So what, if anything, have we learned?

There's a nuclear reactor in the heart of Moscow at the Kurchatov Institute. I've been underneath it, several years ago, as part of a tour of Moscow's sewers. (Aum Shinryko had recruits inside the institute.) What's to stop the next band of terrorists from seizing the reactor and Chernobyling it?

Russia has enough excess plutonium and uranium lying around in storage to build thousands of nuclear bombs. Some of it is "secured" and some of it ain't. But consider just the plutonium that's officially considered "secured": Could it be held against a surprise assault by, say, 40 well-armed and organized Chechens?

Before you answer, consider that in the United States, security guards at nuclear power reactors have expressed serious doubts their plant could defeat a terrorist attack. The Project on Government Oversight, a non-partisan good-government group, interviewed more than 140 nuclear power plant security guards across America. The guards say morale is low, they are under-manned, under-equipped, under-trained, and underpaid. Some of them say they would only use their guns to fight their way out of the plant and run away. Things are little better at the Los Alamos National Laboratory -- America's premier nuclear weapons facility -- where two top managers just stepped down amid allegations of corruption and sloppy security.

Here's the thing. Adequate security -- meaning maybe some fences, security cameras, a team of motivated (read, well-paid), well-equipped and well-trained individuals -- this costs somebody money. Tiny amounts of money, in the grand scheme of things.
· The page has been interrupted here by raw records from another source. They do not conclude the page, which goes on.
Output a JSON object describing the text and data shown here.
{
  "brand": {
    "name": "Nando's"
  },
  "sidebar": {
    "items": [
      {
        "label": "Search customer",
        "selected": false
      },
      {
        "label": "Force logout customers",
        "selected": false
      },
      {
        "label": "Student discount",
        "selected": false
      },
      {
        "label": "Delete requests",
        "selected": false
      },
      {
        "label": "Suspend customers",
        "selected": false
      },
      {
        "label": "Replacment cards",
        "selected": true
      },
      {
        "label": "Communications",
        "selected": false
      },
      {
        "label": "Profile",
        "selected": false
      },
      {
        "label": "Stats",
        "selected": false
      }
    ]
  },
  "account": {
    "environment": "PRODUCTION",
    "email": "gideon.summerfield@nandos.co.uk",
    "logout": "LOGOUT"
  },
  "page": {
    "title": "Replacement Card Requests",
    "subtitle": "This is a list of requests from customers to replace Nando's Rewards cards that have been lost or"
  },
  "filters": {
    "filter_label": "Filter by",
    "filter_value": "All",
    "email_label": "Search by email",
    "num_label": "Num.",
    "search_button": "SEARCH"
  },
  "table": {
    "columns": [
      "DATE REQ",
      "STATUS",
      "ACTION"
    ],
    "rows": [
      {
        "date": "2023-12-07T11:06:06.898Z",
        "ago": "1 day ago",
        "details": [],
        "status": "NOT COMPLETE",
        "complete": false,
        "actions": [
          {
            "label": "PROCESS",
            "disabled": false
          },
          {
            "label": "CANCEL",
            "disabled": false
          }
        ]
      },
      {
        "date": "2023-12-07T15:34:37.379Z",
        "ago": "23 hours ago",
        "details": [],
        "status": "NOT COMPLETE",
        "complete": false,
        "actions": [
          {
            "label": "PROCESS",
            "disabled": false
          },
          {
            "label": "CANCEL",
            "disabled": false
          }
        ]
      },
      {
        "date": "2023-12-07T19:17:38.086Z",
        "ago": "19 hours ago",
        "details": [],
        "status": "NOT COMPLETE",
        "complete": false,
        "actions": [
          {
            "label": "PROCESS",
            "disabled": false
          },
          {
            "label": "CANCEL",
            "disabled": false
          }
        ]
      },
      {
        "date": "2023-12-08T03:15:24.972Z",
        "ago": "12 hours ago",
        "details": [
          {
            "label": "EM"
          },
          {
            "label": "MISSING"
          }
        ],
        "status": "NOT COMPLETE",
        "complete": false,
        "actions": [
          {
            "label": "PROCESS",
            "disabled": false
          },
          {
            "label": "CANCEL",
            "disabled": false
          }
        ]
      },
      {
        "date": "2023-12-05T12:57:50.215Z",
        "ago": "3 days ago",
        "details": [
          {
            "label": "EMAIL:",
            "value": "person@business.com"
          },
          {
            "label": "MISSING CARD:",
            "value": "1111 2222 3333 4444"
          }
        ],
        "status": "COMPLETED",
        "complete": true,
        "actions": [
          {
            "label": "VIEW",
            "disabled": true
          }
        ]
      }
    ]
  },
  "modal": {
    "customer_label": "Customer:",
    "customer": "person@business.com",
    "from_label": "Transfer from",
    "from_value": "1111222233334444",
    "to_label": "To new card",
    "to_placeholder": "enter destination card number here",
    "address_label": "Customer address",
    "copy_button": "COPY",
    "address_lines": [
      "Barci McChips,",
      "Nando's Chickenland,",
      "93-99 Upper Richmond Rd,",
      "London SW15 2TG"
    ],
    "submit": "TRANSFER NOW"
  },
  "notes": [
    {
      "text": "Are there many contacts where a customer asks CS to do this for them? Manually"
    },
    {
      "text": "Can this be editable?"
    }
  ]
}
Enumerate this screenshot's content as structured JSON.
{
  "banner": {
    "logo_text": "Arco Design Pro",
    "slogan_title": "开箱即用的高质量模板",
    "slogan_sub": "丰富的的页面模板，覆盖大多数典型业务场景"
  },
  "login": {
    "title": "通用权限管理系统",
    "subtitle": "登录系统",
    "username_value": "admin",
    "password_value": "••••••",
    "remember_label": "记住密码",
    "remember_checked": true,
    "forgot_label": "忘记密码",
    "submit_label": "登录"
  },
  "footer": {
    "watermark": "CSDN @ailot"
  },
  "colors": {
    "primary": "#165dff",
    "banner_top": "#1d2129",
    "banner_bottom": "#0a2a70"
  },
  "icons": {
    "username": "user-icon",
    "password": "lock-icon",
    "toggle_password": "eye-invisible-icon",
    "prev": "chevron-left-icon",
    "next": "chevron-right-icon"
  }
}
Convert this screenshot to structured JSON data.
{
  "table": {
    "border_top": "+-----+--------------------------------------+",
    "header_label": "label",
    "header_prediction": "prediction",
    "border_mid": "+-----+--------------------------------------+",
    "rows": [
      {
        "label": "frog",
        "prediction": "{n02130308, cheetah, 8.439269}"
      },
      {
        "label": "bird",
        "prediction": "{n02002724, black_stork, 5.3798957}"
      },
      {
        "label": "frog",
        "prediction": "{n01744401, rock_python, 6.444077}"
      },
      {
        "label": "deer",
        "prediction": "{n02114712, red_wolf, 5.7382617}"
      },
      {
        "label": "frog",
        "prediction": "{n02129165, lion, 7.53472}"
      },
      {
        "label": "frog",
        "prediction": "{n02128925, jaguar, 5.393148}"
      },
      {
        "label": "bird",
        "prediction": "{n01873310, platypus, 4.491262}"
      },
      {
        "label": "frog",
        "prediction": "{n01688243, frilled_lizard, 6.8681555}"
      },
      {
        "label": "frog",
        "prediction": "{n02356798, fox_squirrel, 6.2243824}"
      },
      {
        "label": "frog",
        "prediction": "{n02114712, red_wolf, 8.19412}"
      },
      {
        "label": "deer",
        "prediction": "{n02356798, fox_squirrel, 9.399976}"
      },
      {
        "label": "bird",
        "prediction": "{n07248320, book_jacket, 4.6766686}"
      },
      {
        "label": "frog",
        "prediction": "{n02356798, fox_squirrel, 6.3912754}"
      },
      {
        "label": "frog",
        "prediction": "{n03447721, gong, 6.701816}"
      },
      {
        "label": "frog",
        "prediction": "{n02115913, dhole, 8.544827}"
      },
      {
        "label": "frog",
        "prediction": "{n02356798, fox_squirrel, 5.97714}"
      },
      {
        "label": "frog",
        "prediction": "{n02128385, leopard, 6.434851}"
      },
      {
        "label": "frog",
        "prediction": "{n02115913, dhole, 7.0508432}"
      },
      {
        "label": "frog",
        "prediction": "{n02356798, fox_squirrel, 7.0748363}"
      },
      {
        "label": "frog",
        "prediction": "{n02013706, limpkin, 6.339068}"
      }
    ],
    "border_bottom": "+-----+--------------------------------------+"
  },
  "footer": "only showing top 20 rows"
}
But amounts that bring no obvious return.

So why spend it? Whether it's Kyrgyz federal officials in Bishkek or an American utility company, no one likes handing out money unless "they have to," i.e., unless someone -- the public, the government -- makes them do so.

And so it will likely go, right up until the day a major city is incinerated -- by crazed men who, if not for our own carelessness and stupidity, would have been armed only with clubs.

Matt Bivens, a former editor of The Moscow Times, is a fellow with the Nation Institute [].